The time difference is only 4.5 hours so it wasn’t too bad. We took a direct over-night flight on the way out there which meant they could get a bit of sleep at least. The excitement kept them going the first day and then a swimming pool at our first stop was the saving grace. Making sure you get straight into the routine of the country you’re in is the best way. We had to wake the boys up by 8am the first few mornings (even though it felt like the middle of the night for them) so we could get them out and running around in the sunshine straight away and that shifted their body clocks pretty quick! They were then so shattered by bedtime that they didn’t even notice it was really still mid-afternoon UK time! Coming back was worse, with wide-awake kids by 4am, but it was worth it and we had to get straight back to work/nursery which actually helped!
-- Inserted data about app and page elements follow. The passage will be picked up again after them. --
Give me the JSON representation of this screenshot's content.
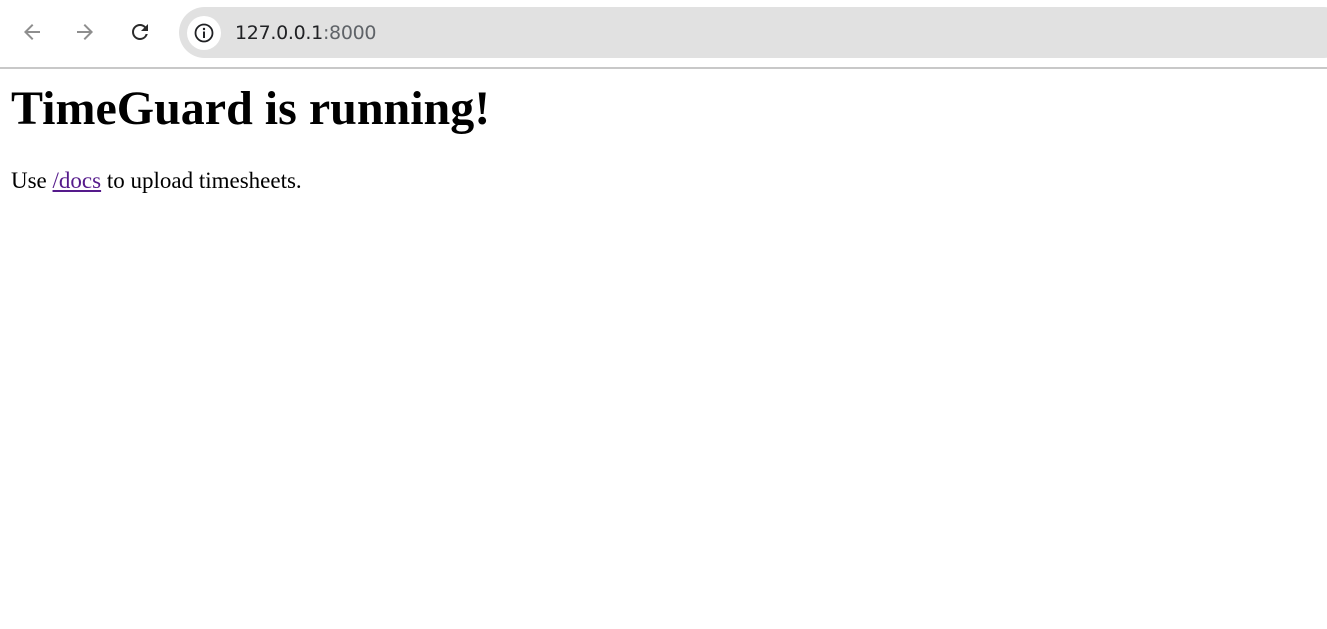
{
  "browser": {
    "url_host": "127.0.0.1",
    "url_port": ":8000",
    "icons": {
      "back": "arrow-left-icon",
      "forward": "arrow-right-icon",
      "reload": "reload-icon",
      "site_info": "info-icon"
    }
  },
  "page": {
    "heading": "TimeGuard is running!",
    "text_before": "Use ",
    "link_text": "/docs",
    "text_after": " to upload timesheets."
  },
  "colors": {
    "link_visited": "#551a8b",
    "omnibox_bg": "#e1e1e1",
    "disabled_icon": "#8e8e8e"
  }
}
What was the best experience for the boys?
That’s hard to pick but I think seeing loads of wild animals like elephants and monkeys and huge monitor lizards (“THE SIZE OF ACTUAL HUMAN BEINGS” – said in a 4-year-old’s voice) everywhere we went. They loved jumping in and out of tuk-tuks multiple times every day and walking though the jungles. They thrived on the constant family time and most of the time enjoyed the constant attention and sweets given to them from locals (two white, blond-haired kids stand out somewhat).
What would you say is essential to pack for a young family?
The 5 most useful things we took were SPF 50+ suncream, mosquito repellent, travel towels, hand sanitizing foam, and Milton sterilizing tablets. The Milton tablets were invaluable. Most days we’d fill up a bucket of water and pop in a tablet. We then had sterile water to soak cutlery and kids cups and also great for plopping apples and cucumber in so we could rinse and eat them without peeling! We actually managed to get most other things out there and bought a few extra clothes and kids toys and crayons once we arrived.
Would you do anything differently?
We’d stay for longer.